Dataset excerpts:
§

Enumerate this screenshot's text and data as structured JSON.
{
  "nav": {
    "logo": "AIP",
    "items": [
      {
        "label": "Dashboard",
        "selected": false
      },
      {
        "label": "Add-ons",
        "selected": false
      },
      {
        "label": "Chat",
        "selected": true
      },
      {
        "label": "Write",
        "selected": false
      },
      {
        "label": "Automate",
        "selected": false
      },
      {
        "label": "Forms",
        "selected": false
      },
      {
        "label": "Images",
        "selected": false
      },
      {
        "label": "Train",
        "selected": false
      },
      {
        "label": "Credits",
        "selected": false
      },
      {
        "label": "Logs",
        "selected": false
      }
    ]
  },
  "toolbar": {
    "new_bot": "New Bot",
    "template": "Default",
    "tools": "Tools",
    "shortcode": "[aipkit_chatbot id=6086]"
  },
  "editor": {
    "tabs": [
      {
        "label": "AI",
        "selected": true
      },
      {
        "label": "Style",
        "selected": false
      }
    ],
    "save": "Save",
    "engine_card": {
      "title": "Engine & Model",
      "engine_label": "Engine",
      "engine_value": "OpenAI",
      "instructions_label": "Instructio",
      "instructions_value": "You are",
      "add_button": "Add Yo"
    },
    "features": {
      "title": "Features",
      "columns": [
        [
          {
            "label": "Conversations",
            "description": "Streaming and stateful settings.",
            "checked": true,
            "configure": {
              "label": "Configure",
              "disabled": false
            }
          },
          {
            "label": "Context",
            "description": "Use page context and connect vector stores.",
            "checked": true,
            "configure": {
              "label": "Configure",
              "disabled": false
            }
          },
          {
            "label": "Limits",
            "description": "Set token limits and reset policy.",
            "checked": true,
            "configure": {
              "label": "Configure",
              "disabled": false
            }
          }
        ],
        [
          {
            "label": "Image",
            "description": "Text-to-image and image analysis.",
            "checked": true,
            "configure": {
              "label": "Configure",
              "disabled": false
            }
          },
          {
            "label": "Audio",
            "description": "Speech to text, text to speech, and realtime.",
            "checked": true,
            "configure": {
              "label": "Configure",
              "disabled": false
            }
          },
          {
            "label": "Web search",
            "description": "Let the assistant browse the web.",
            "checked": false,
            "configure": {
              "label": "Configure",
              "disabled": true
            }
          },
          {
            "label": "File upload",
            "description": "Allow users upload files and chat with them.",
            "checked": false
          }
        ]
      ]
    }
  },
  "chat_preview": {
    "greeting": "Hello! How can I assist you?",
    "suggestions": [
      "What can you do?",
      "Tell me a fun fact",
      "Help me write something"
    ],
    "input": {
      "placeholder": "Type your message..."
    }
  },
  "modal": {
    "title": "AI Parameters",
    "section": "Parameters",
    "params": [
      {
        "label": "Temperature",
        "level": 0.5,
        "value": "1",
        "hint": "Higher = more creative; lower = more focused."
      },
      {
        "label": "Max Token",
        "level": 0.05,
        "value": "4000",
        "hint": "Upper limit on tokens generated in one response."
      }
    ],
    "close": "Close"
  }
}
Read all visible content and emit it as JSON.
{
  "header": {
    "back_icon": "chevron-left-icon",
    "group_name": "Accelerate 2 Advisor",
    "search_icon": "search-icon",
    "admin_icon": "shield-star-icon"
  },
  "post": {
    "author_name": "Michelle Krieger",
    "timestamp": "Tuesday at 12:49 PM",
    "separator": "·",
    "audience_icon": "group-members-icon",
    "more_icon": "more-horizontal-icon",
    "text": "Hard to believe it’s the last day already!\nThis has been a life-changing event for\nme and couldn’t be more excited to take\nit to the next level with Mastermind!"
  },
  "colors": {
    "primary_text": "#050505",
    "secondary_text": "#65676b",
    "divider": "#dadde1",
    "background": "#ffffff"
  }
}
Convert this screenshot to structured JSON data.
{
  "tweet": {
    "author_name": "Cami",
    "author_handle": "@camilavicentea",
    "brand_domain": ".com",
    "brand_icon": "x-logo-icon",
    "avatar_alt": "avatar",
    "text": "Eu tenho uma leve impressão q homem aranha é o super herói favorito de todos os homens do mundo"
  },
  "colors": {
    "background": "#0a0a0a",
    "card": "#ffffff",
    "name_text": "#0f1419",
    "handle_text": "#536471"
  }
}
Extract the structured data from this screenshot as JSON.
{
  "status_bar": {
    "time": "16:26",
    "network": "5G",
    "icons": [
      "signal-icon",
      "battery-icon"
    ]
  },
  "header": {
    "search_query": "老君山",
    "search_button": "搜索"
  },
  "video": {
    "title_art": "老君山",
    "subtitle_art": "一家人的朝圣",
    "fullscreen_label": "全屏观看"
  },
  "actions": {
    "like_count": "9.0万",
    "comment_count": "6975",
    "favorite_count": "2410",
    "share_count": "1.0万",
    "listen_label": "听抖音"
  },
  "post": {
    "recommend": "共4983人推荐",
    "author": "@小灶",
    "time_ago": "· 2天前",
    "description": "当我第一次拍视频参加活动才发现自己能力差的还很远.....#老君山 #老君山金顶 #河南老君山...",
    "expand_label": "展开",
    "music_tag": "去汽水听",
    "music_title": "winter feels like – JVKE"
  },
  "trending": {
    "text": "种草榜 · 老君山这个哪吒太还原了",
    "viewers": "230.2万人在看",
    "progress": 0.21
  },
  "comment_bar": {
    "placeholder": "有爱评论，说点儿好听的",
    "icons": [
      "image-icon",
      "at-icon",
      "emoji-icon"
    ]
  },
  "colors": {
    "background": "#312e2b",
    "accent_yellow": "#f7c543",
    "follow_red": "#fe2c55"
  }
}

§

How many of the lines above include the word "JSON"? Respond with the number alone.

4